I want to screen capture som maps from the web (Google maps). Having a screen resolution of 1280 x 800 I want to save the file with 8 bit Color Depth. What will be the best choice for me: TIFF or PNG? I know from a theoretical point of view TIFF might be better - but does it matter when we talk about screen captures?
PNG have a much smaller filesize than TIFF after capturing the same screen image. So if the quality is the same for TIFF and PNG given the fact that the image source is a screen capture, then off course PNG would be to prefere.
Does anybody know something about load-time for PNG versus TIFF? I would not expect a difference here, but I do not know.
Thank you for your help!!!
Lars - DK

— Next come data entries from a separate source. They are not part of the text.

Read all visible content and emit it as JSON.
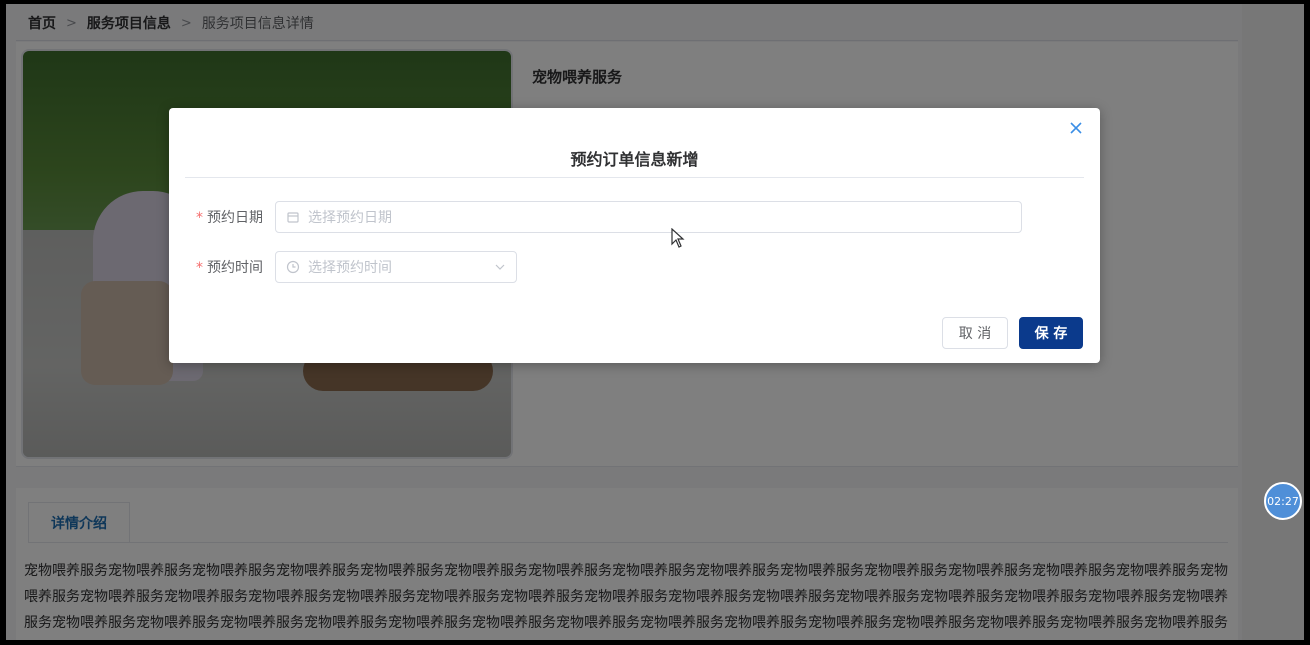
{
  "breadcrumb": {
    "items": [
      "首页",
      "服务项目信息",
      "服务项目信息详情"
    ],
    "separator": ">"
  },
  "service": {
    "title": "宠物喂养服务"
  },
  "detail": {
    "tab_label": "详情介绍",
    "text": "宠物喂养服务宠物喂养服务宠物喂养服务宠物喂养服务宠物喂养服务宠物喂养服务宠物喂养服务宠物喂养服务宠物喂养服务宠物喂养服务宠物喂养服务宠物喂养服务宠物喂养服务宠物喂养服务宠物喂养服务宠物喂养服务宠物喂养服务宠物喂养服务宠物喂养服务宠物喂养服务宠物喂养服务宠物喂养服务宠物喂养服务宠物喂养服务宠物喂养服务宠物喂养服务宠物喂养服务宠物喂养服务宠物喂养服务宠物喂养服务宠物喂养服务宠物喂养服务宠物喂养服务宠物喂养服务宠物喂养服务宠物喂养服务宠物喂养服务宠物喂养服务宠物喂养服务宠物喂养服务宠物喂养服务宠物喂养服务宠物喂养服务宠物喂养服务宠物喂养服务宠物喂养服务宠物喂养服务"
  },
  "timer": {
    "label": "02:27"
  },
  "dialog": {
    "title": "预约订单信息新增",
    "close_icon": "close-icon",
    "fields": {
      "date": {
        "label": "预约日期",
        "required_mark": "*",
        "placeholder": "选择预约日期",
        "icon": "calendar-icon"
      },
      "time": {
        "label": "预约时间",
        "required_mark": "*",
        "placeholder": "选择预约时间",
        "icon": "clock-icon"
      }
    },
    "buttons": {
      "cancel": "取 消",
      "save": "保 存"
    }
  },
  "colors": {
    "primary_button": "#0b3a8c",
    "required": "#f56c6c",
    "accent": "#3a8ee6"
  }
}
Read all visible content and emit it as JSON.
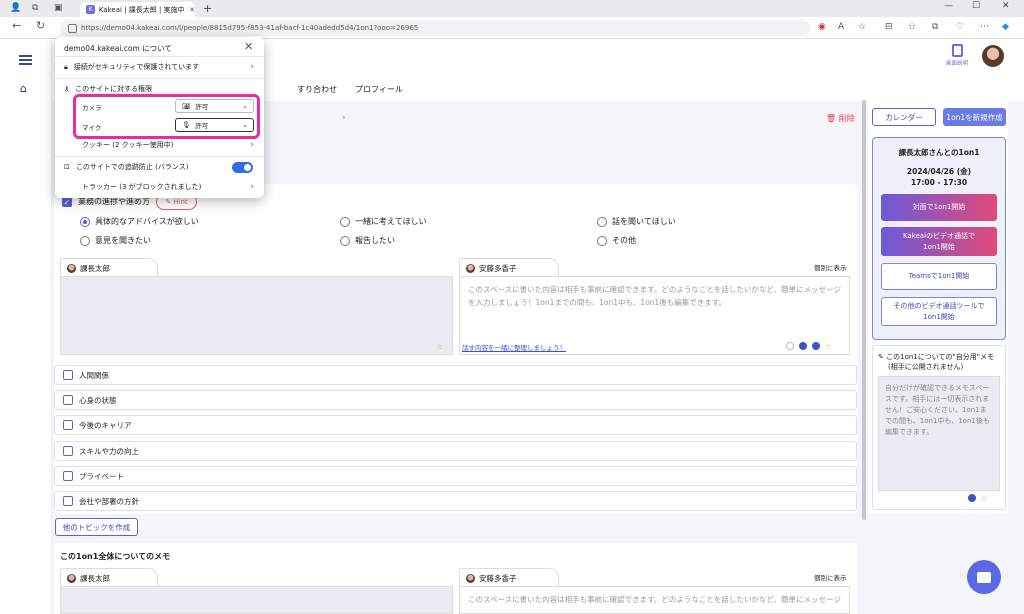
{
  "browser": {
    "tab_title": "Kakeai | 課長太郎 | 実施中の1on1",
    "tab_favicon": "K",
    "url": "https://demo04.kakeai.com/l/people/8815d795-f853-41af-bacf-1c40adedd5d4/1on1?ooo=26965"
  },
  "header": {
    "tabs": [
      "すり合わせ",
      "プロフィール"
    ],
    "user_icon_label": "画面説明"
  },
  "popup": {
    "title": "demo04.kakeai.com について",
    "secure_label": "接続がセキュリティで保護されています",
    "permissions_title": "このサイトに対する権限",
    "camera_label": "カメラ",
    "camera_value": "許可",
    "mic_label": "マイク",
    "mic_value": "許可",
    "cookie_label": "クッキー (2 クッキー使用中)",
    "tracking_label": "このサイトでの追跡防止 (バランス)",
    "tracker_label": "トラッカー (3 がブロックされました)"
  },
  "main": {
    "delete_label": "削除",
    "topic_label": "業務の進捗や進め方",
    "hint_label": "Hint",
    "options": [
      {
        "label": "具体的なアドバイスが欲しい",
        "selected": true
      },
      {
        "label": "一緒に考えてほしい",
        "selected": false
      },
      {
        "label": "話を聞いてほしい",
        "selected": false
      },
      {
        "label": "意見を聞きたい",
        "selected": false
      },
      {
        "label": "報告したい",
        "selected": false
      },
      {
        "label": "その他",
        "selected": false
      }
    ],
    "left_author": "課長太郎",
    "right_author": "安藤多香子",
    "private_label": "個別に表示",
    "right_placeholder": "このスペースに書いた内容は相手も事前に確認できます。どのようなことを話したいかなど、簡単にメッセージを入力しましょう！1on1までの間も、1on1中も、1on1後も編集できます。",
    "organize_link": "話す内容を一緒に整理しましょう！",
    "topics": [
      "人間関係",
      "心身の状態",
      "今後のキャリア",
      "スキルや力の向上",
      "プライベート",
      "会社や部署の方針"
    ],
    "create_topic": "他のトピックを作成",
    "memo_title": "この1on1全体についてのメモ",
    "memo_left_author": "課長太郎",
    "memo_right_author": "安藤多香子",
    "memo_private_label": "個別に表示",
    "memo_placeholder": "このスペースに書いた内容は相手も事前に確認できます。どのようなことを話したいかなど、簡単にメッセージ"
  },
  "sidebar": {
    "calendar_btn": "カレンダー",
    "new_btn": "1on1を新規作成",
    "session_title": "課長太郎さんとの1on1",
    "session_date": "2024/04/26 (金)",
    "session_time": "17:00 - 17:30",
    "btn_face": "対面で1on1開始",
    "btn_video_1": "Kakeaiのビデオ通話で",
    "btn_video_2": "1on1開始",
    "btn_teams": "Teamsで1on1開始",
    "btn_other_1": "その他のビデオ通話ツールで",
    "btn_other_2": "1on1開始",
    "memo_head": "この1on1についての\"自分用\"メモ",
    "memo_sub": "(相手に公開されません)",
    "memo_placeholder": "自分だけが確認できるメモスペースです。相手には一切表示されません！ご安心ください。1on1までの間も、1on1中も、1on1後も編集できます。"
  },
  "colors": {
    "accent": "#5b63d3",
    "highlight": "#e62ea0",
    "danger": "#e04848"
  }
}
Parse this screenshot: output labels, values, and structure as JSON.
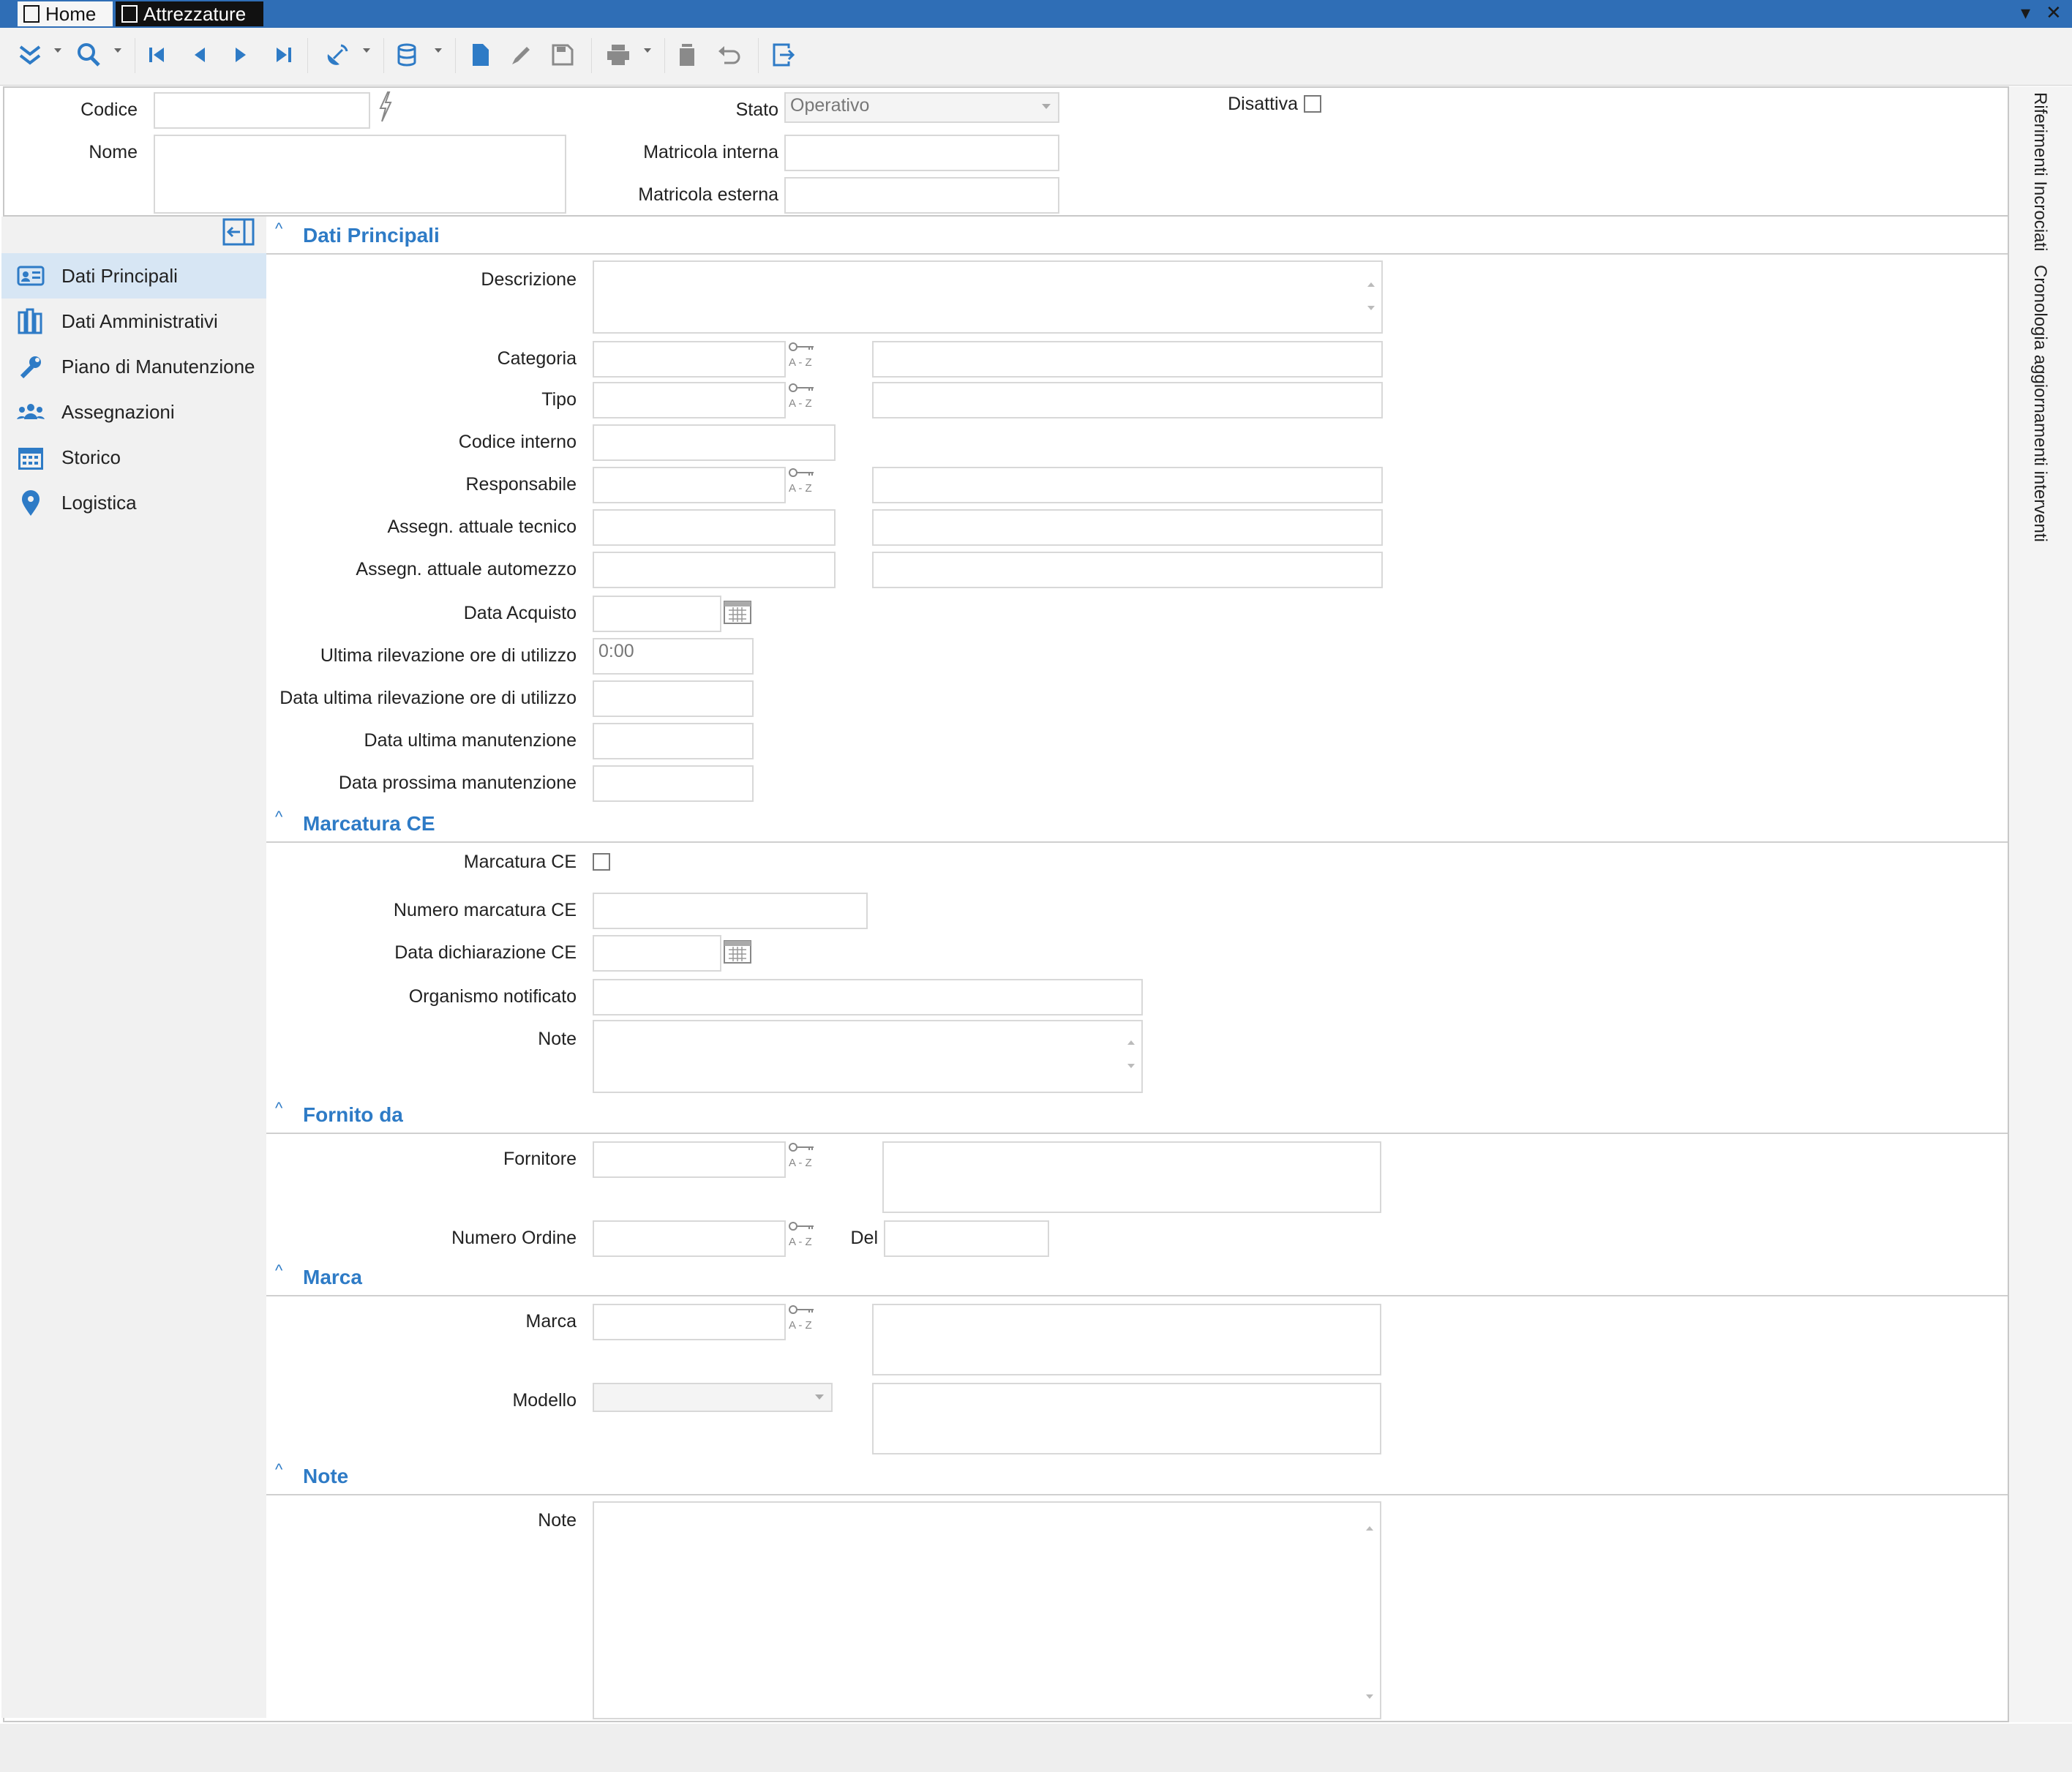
{
  "window": {
    "tabs": [
      {
        "label": "Home"
      },
      {
        "label": "Attrezzature"
      }
    ],
    "controls": {
      "dropdown": "▾",
      "close": "✕"
    }
  },
  "toolbar": {
    "icons": [
      "expand-icon",
      "search-icon",
      "first-record-icon",
      "previous-record-icon",
      "next-record-icon",
      "last-record-icon",
      "satellite-icon",
      "database-icon",
      "new-document-icon",
      "edit-icon",
      "save-icon",
      "print-icon",
      "delete-icon",
      "undo-icon",
      "exit-icon"
    ]
  },
  "header": {
    "codice_label": "Codice",
    "codice_value": "",
    "nome_label": "Nome",
    "nome_value": "",
    "stato_label": "Stato",
    "stato_value": "Operativo",
    "disattiva_label": "Disattiva",
    "matricola_interna_label": "Matricola interna",
    "matricola_esterna_label": "Matricola esterna"
  },
  "nav": {
    "items": [
      {
        "label": "Dati Principali",
        "icon": "id-card-icon",
        "active": true
      },
      {
        "label": "Dati Amministrativi",
        "icon": "books-icon",
        "active": false
      },
      {
        "label": "Piano di Manutenzione",
        "icon": "wrench-icon",
        "active": false
      },
      {
        "label": "Assegnazioni",
        "icon": "people-icon",
        "active": false
      },
      {
        "label": "Storico",
        "icon": "calendar-icon",
        "active": false
      },
      {
        "label": "Logistica",
        "icon": "location-pin-icon",
        "active": false
      }
    ]
  },
  "sections": {
    "dati_principali": {
      "title": "Dati Principali",
      "descrizione": "Descrizione",
      "categoria": "Categoria",
      "tipo": "Tipo",
      "codice_interno": "Codice interno",
      "responsabile": "Responsabile",
      "assegn_tecnico": "Assegn. attuale tecnico",
      "assegn_automezzo": "Assegn. attuale automezzo",
      "data_acquisto": "Data Acquisto",
      "ultima_rilevazione": "Ultima rilevazione ore di utilizzo",
      "ultima_rilevazione_value": "0:00",
      "data_ultima_rilevazione": "Data ultima rilevazione ore di utilizzo",
      "data_ultima_manutenzione": "Data ultima manutenzione",
      "data_prossima_manutenzione": "Data prossima manutenzione"
    },
    "marcatura_ce": {
      "title": "Marcatura CE",
      "marcatura_ce": "Marcatura CE",
      "numero_marcatura": "Numero marcatura CE",
      "data_dichiarazione": "Data dichiarazione CE",
      "organismo": "Organismo notificato",
      "note": "Note"
    },
    "fornito_da": {
      "title": "Fornito da",
      "fornitore": "Fornitore",
      "numero_ordine": "Numero Ordine",
      "del": "Del"
    },
    "marca": {
      "title": "Marca",
      "marca": "Marca",
      "modello": "Modello"
    },
    "note": {
      "title": "Note",
      "note": "Note"
    },
    "caret": "^"
  },
  "side_tabs": {
    "riferimenti": "Riferimenti Incrociati",
    "cronologia": "Cronologia aggiornamenti interventi"
  },
  "az_label": "A - Z",
  "colors": {
    "titlebar": "#2f6eb6",
    "accent": "#2e7bc6",
    "nav_active": "#d7e6f4"
  }
}
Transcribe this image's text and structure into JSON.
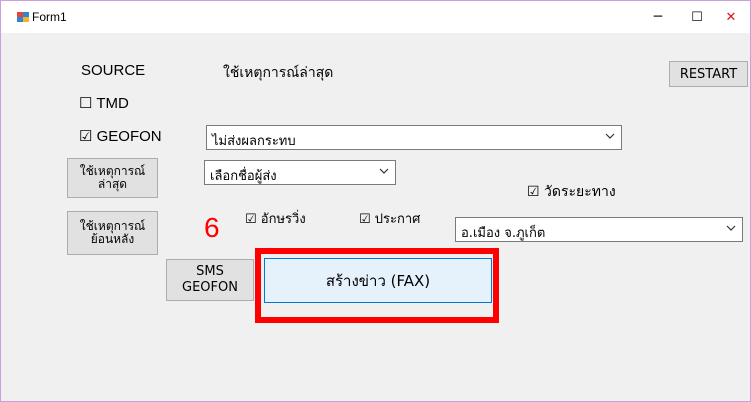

Interesting question, I was always under the impression that PNG was a superior format based on the fact I really don’t see much use of TIFF in the wild (perhaps it is not as widely supported on the web) however PNG seems to be a good format for providing a solid balance between lossy compression and file size so I would generally go for that.
For screenshots, TIFF is overkill, IMO.
TIFF is the best program independent format for images intended for print documents.
PNG is the best web equivalent.
PNG will be perfect here. I don’t see any TIFF advantage in this situation (screenshots).
I always save my screenshots as PNGs.
TIFF is used mostly as a non-compressed file format. In order to make images for display purposes on the web you want to streamline the amount of information contained in the file (ie. compress) and therefore you mostly see TIFF used for images destined for use in print.
JPG, PNG and GIF all use forms of compression to allow the maximum amount of image data to be retained while keeping file sizes small. If your images aren’t destined to be downloaded and printed I’d use a format other than TIFF for the web.
For the record too, most image libraries use JPG to deliver their images even for the high quality large pictures purchaseable for hideous amounts of money. They use the maximum settings which apply the least amount of compression to the images to retain the quality.
TIFF image can be compressed too :agree:
Also you can’t compare JPG’s and PNG’s compression algorithm as the former offers the lossy one, while the latter - lossless. This makes PNG (32-bit) format close to TIFF rather than JPG.
Yes TIFF can be compressed but that’s not the norm for print and typically only done on large images were electronic file transmission is a problem. That is why I said “used mostly as a non-compressed file format” The default position is to retain as much information as possible without compressing the information, otherwise you may as well use a different format to send the file. (I’d like to see you supply CMYK PNG files to a printer and not get laughed at.)
My point was to keep my post as simple as possible to avoid confusing the issue. TIFF is not used as a web format by preference when there are other more approriate formats. Are you suggesting a 32-bit PNG file is the superior format for this posters use?
In this case, since the source is a web originating image - I’d say yes :agree:
Tiff’s are generally have too large file sizes for the web